I often have parents inquiring by what age their child should produce certain sounds.
I hope this is helpful! 🙂
How to stimulate more speech from your toddlers
Most often children just need a little more incentive to get them talking. There are many ways of “tempting” your child to speak. Here are a few ways to elicit expressive language.
- Eat something your child loves in their presence without offering them any. When your child indicates that they would like some, model a more advanced way for them to make the request, whether it is using a sign, a word or a simple phrase. For example, if your child points and grunts to the candy, model the sign for candy then wait and see if your child will imitate the sign candy. If your child simply keeps pointing and grunting take his/her hand and help him make the sign for candy then reward him/her with the candy.
- Play with something your child loves. but don’t offer to share. For instance if your child loves playing with play dough and wants to participate in the fun, you could model the /p/ sound for “please” or “play,” or you could model the signs for please or play. If your child can already say one word model a two word phrase for him/her to imitate like, “play please.”
- At meal time and snack time give your child bite size portions, rather than dishing up a whole serving for them, then wait for them to request more. If no attempt is made model the sign “more,” help them make the sign, or model the /m/ sound for them to imitate.
- Limit your child’s access to things like the T.V., toys, and food. Set it up so they have to make a request or ask for help to access these things. You may accomplish this by putting their favorite things up high or locked up.

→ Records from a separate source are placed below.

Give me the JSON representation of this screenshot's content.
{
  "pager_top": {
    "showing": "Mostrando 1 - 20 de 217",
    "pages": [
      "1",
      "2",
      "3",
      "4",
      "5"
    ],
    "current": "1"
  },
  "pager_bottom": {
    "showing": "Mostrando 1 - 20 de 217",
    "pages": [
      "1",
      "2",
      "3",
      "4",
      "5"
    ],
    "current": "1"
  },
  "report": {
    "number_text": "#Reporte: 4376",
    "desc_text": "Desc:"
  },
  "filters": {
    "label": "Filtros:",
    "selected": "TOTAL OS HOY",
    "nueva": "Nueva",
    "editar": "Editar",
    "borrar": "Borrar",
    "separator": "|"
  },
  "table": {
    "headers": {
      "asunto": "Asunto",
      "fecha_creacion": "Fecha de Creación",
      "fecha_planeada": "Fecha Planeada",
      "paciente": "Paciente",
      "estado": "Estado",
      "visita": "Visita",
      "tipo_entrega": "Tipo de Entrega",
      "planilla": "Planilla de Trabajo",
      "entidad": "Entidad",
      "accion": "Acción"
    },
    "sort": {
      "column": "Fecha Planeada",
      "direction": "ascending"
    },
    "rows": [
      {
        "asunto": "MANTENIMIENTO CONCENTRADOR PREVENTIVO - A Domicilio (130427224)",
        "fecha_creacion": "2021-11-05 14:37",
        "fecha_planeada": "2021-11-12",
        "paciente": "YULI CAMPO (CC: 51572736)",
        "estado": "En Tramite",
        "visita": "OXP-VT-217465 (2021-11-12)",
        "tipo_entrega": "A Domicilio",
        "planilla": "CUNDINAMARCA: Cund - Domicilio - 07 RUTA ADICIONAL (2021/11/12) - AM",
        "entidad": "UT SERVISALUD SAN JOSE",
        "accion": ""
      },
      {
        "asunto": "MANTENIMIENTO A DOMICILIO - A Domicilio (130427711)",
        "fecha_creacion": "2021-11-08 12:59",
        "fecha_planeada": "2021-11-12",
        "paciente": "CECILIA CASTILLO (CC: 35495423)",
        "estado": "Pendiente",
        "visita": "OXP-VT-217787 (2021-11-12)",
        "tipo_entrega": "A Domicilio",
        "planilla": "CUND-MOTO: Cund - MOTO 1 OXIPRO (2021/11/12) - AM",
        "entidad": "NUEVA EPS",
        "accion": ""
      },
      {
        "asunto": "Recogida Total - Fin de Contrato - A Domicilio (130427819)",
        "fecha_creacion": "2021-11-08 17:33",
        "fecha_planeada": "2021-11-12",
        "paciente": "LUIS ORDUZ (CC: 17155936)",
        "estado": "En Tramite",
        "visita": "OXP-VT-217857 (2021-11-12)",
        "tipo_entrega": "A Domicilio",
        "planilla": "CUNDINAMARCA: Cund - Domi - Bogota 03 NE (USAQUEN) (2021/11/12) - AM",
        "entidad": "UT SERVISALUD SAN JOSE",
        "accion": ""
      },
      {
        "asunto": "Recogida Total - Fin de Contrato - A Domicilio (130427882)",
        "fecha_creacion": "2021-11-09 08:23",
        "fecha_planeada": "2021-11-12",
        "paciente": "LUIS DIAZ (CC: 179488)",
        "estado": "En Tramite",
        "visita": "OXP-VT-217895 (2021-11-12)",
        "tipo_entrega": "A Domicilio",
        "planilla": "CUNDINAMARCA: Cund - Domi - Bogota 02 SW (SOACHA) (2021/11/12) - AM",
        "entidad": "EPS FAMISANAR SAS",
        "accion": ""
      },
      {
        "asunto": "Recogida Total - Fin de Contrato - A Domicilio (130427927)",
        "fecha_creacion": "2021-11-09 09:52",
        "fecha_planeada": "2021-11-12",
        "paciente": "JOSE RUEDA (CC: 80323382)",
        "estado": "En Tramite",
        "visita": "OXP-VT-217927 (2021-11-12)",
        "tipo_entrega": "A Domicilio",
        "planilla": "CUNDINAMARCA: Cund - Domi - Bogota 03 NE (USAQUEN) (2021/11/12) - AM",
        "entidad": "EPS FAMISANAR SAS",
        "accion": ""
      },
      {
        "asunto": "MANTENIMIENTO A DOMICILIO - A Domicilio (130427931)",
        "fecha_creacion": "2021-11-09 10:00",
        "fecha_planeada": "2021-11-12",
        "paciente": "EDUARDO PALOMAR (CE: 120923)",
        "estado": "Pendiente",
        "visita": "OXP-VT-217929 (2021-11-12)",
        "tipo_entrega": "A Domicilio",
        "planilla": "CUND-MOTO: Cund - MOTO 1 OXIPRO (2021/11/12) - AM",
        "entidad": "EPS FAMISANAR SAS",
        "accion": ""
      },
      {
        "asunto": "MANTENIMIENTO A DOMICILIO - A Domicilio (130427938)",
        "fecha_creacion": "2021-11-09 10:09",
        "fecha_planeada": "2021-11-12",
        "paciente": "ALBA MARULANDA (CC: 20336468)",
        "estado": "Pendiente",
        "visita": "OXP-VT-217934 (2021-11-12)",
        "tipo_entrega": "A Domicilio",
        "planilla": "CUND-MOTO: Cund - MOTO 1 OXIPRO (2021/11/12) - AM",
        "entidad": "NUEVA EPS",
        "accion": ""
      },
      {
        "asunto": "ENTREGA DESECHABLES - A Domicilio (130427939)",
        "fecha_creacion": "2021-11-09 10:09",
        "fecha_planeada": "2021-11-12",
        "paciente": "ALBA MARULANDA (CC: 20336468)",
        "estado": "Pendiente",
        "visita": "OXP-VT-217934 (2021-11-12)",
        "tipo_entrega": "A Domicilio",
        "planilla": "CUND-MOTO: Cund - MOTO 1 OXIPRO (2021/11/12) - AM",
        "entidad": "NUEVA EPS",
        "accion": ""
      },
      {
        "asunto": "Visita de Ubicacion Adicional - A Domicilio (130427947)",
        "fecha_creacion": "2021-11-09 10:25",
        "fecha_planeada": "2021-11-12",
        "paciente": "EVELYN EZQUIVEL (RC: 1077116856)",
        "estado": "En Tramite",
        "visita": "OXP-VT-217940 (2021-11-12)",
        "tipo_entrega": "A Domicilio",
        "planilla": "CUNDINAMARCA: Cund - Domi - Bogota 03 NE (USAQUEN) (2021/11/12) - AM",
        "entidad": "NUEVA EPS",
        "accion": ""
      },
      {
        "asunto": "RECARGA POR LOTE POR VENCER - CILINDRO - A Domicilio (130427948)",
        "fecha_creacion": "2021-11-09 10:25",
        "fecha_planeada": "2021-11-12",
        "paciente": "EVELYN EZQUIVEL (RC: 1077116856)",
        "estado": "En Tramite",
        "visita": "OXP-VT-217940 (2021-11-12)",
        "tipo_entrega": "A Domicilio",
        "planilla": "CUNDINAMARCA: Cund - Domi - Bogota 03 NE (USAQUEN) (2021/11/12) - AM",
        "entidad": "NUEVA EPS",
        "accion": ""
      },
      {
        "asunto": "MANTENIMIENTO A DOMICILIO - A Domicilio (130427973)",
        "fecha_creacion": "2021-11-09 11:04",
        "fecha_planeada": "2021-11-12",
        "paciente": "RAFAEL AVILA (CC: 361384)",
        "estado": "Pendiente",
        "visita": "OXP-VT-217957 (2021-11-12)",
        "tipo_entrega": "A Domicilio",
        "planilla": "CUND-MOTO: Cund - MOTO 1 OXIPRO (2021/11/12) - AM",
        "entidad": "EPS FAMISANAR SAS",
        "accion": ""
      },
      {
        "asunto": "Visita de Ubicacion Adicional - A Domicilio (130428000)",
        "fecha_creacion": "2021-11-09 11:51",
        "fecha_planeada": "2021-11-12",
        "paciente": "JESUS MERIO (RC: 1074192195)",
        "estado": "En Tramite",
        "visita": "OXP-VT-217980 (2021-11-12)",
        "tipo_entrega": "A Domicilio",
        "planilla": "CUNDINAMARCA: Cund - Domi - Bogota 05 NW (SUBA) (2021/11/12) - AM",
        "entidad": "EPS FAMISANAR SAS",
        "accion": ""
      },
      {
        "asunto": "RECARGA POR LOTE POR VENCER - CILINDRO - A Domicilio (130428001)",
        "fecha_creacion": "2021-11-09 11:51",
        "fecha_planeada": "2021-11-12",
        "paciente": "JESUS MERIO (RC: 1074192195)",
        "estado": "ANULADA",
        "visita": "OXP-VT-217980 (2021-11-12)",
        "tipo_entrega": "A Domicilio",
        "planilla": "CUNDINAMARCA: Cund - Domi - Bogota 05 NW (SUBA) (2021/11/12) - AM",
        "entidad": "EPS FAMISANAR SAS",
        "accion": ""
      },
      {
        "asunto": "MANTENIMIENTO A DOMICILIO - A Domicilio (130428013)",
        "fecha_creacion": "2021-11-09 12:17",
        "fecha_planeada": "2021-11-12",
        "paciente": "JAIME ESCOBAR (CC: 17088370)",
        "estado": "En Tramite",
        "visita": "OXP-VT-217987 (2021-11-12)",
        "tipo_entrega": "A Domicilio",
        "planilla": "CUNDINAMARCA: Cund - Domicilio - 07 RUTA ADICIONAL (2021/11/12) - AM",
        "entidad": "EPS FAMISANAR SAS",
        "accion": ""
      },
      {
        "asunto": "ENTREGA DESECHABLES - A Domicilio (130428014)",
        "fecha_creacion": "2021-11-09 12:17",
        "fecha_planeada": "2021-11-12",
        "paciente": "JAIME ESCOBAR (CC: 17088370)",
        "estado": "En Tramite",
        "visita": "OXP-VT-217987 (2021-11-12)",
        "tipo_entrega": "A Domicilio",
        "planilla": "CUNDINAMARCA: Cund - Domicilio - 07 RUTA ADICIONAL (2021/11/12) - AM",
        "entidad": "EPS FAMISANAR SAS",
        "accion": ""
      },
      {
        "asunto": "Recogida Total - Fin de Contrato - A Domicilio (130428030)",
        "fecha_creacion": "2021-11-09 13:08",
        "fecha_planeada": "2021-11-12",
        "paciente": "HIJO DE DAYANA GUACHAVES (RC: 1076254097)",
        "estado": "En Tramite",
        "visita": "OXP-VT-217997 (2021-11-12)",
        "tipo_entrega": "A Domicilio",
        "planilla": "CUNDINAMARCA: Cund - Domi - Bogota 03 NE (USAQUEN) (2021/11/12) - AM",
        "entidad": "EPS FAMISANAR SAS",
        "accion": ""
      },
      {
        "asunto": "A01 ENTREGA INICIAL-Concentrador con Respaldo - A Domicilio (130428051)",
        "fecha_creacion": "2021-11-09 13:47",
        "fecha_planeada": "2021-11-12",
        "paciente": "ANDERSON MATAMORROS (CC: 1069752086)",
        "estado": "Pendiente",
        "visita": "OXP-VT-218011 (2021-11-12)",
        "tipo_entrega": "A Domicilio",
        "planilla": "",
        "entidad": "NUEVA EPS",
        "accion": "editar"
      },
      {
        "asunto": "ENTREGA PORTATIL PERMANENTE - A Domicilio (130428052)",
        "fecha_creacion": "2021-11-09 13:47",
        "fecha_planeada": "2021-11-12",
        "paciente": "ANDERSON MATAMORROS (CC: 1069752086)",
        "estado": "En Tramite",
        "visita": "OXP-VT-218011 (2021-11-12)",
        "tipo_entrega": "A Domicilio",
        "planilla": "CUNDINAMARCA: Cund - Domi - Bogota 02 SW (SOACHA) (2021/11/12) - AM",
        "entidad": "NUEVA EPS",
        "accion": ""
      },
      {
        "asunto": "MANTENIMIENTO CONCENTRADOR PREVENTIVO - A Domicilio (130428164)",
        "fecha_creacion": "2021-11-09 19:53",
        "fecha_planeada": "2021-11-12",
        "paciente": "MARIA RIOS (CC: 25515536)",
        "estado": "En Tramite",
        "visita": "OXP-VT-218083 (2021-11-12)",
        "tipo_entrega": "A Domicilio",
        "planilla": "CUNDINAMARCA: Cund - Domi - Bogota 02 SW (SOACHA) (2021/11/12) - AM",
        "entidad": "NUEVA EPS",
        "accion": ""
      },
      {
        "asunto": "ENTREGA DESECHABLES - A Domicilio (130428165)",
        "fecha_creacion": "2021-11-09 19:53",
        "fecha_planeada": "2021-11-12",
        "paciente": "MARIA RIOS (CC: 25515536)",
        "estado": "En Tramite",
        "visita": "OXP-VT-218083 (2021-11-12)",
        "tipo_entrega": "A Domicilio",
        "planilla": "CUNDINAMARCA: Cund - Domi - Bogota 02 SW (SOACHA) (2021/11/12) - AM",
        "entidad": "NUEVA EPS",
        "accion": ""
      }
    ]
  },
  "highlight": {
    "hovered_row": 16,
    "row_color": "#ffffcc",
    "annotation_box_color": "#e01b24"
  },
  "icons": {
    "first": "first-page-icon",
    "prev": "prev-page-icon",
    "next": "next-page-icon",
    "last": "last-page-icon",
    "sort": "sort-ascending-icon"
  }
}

- Play turn-taking games such as rolling the ball back and forth, or pushing a car back and forth. Once your child expects another turn hold the car or ball and wait. Look at him/her expectantly if no sign or verbal request is made, model an appropriate request such as the sign for “ball,” the /b/ sound, the word “ball” or “ball please”…
- Use tight containers to store things in. When your child indicates he/she wants a cookie you might hand him/her the cookie jar (tightly sealed of course), when he/she can’t open it and hands it back to you make him/her sign open or help.
- Use wind-up toys or other toys that are difficult for kids to operate on their own. Wind up a wind-up toy your child enjoys then hand it to them when they want a turn, wait for them to request help by using the sign or the word to operate the toy
- Blow bubbles then screw the lid on tightly and hand it back to your child for their turn. Wait for them to request help with a sign or a word. Model the sign or word if necessary.